Or just Dracula. Hammer changed the title for the 1958 American release because the Bela Lugosi 1930's Dracula still made the rounds of movie theatres at the time, though it would soon be sold in a package to television and mostly vanish from conventional theatre chains.
Did Stanley Kubrick watch a lot of Hammer horror movies? Because Horror of Dracula is a horror movie with very little darkness in its scenes of horror -- instead, we've got colourful sets and colourful cinematography that anticipate The Shining's super-saturated palette. Castle Dracula is very brightly lit. Especially given that it's 1888.
I'll leave a dissection of alterations to the original text to the viewer. They mostly work. And they're pretty necessary, given that the market of the late 1950's pretty much required that Horror of Dracula clock in at 90 minutes or less. So the movie hits the ground running.
Lee is terrific as Dracula, far and away his defining genre role (sorry, Count Dooku and Saruman). The film-makers use his height to good effect. Smooth and charming in the opening scenes set at Castle Dracula, Lee's Dracula becomes a mute monster once the action shifts to nemesis Van Helsing's home-town. Once Dracula's status as a vampire has been confirmed, he no longer has the need for social niceties. Or dialogue.

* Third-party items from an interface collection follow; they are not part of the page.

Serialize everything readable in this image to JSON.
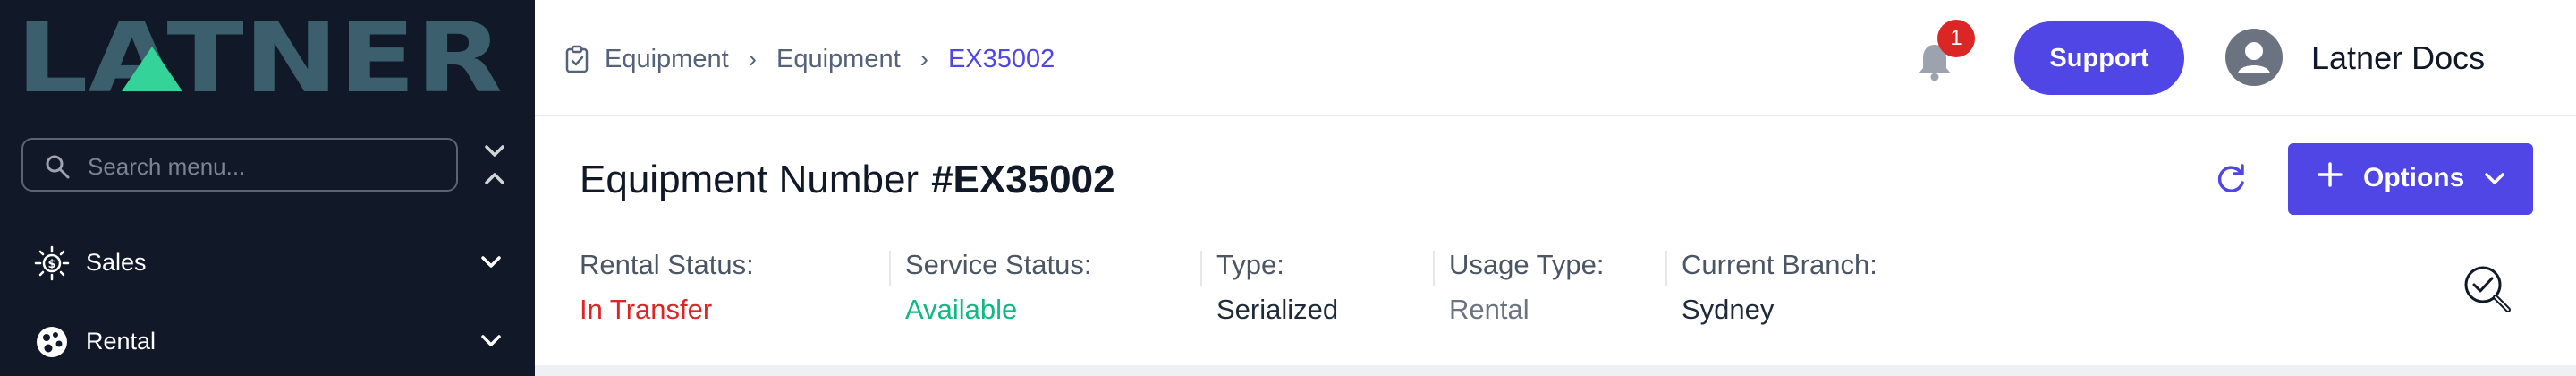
{
  "colors": {
    "sidebar_bg": "#111827",
    "accent": "#4f46e5",
    "logo_teal": "#3b5f6d",
    "logo_green": "#34d399",
    "status_red": "#dc2626",
    "status_green": "#10b981"
  },
  "sidebar": {
    "logo_text": "LATNER",
    "search": {
      "placeholder": "Search menu...",
      "icon": "search-icon"
    },
    "collapse_icon": "chevrons-collapse-icon",
    "items": [
      {
        "label": "Sales",
        "icon": "sales-icon"
      },
      {
        "label": "Rental",
        "icon": "rental-icon"
      }
    ]
  },
  "header": {
    "breadcrumbs": [
      "Equipment",
      "Equipment",
      "EX35002"
    ],
    "breadcrumb_icon": "clipboard-check-icon",
    "notifications": {
      "count": "1",
      "icon": "bell-icon"
    },
    "support_label": "Support",
    "user_name": "Latner Docs"
  },
  "detail": {
    "title_label": "Equipment Number",
    "equipment_number": "#EX35002",
    "refresh_icon": "refresh-icon",
    "options_label": "Options",
    "fields": [
      {
        "label": "Rental Status:",
        "value": "In Transfer"
      },
      {
        "label": "Service Status:",
        "value": "Available"
      },
      {
        "label": "Type:",
        "value": "Serialized"
      },
      {
        "label": "Usage Type:",
        "value": "Rental"
      },
      {
        "label": "Current Branch:",
        "value": "Sydney"
      }
    ],
    "inspect_icon": "inspect-check-icon"
  }
}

Peter Cushing is also terrific as vampire-fighter Van Helsing, investing this version of the character with a sort of Holmesian stature. His final battle with the bloody Count now seems iconic and much-imitated. A young Michael Gough does solid work as Arthur Holmwood, and Melissa Stribling is suitably conflicted as Dracula's final object of exsanguination, Mina. Terence Fisher keeps things moving at a rapid pace. Probably the best official adaptation of Stoker's novel, for all its changes to the text. Did I mention it's 82 minutes long? Highly recommended.